As a result, Anderson would like to see another similar camp start up in the south of the province. There’s an existing camp near Crow’s Nest Pass that the AFGA could likely use, he says, but he needs people to help spearhead and run the program. “We have an awesome group of core volunteers who keep the Narrow Lake Camp operating,” he says. “I don’t know where I can find more people like that to get a southern camp started.”

Anderson says he’d also like the AFGA to offer more programming for new hunters. “Many people want to start hunting, but have no idea how to get started. I think there’s an opportunity to create a hunter mentorship program.”

Again, though, that idea requires more volunteers with the right skills and know-how. Anderson is encouraging anyone who would like to pass on their outdoor knowledge to the next generation of anglers and hunters to get in touch with the AFGA.

Learn more about the AFGA’s programs and positions at www.afga.org.

Bob Sexton

Bob Sexton
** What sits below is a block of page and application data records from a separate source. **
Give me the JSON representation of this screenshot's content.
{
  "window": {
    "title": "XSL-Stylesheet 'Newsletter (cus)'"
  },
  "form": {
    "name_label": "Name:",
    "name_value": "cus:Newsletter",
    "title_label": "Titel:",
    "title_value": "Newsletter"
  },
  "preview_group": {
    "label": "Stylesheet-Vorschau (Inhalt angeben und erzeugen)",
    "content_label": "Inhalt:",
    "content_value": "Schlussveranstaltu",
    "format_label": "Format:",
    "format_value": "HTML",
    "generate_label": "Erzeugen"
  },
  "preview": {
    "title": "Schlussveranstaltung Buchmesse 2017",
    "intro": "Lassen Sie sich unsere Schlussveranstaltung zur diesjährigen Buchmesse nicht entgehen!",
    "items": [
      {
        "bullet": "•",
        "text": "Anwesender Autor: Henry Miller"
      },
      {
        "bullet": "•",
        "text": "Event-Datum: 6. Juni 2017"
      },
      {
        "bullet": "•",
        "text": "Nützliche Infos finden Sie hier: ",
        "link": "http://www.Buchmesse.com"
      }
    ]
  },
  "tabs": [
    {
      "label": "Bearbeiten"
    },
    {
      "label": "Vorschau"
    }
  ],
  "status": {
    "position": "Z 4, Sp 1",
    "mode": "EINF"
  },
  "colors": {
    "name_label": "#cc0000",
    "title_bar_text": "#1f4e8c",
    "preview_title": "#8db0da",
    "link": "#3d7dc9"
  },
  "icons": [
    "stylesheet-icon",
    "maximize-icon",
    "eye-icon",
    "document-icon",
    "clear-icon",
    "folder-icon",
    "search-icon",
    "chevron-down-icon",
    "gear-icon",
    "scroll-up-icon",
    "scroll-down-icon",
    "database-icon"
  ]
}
Growing up in Gander, Newfoundland, and Peterborough, Ontario, Outdoor Canada's managing editor Bob Sexton jumped at every chance to wet a line and head afield. After spending half of the 1990s working as a tour guide in Latin America, he completed a Bachelor of Journalism from Ryerson University in 2001 and was hired on as Outdoor Canada's assistant editor. Since joining the magazine, he has won two Outdoor Writers of Canada awards, in 2008 and 2011, and contributed to numerous National Magazine Award winning or nominated stories. Sexton is the past president of the Canadian Society of Magazine Editors.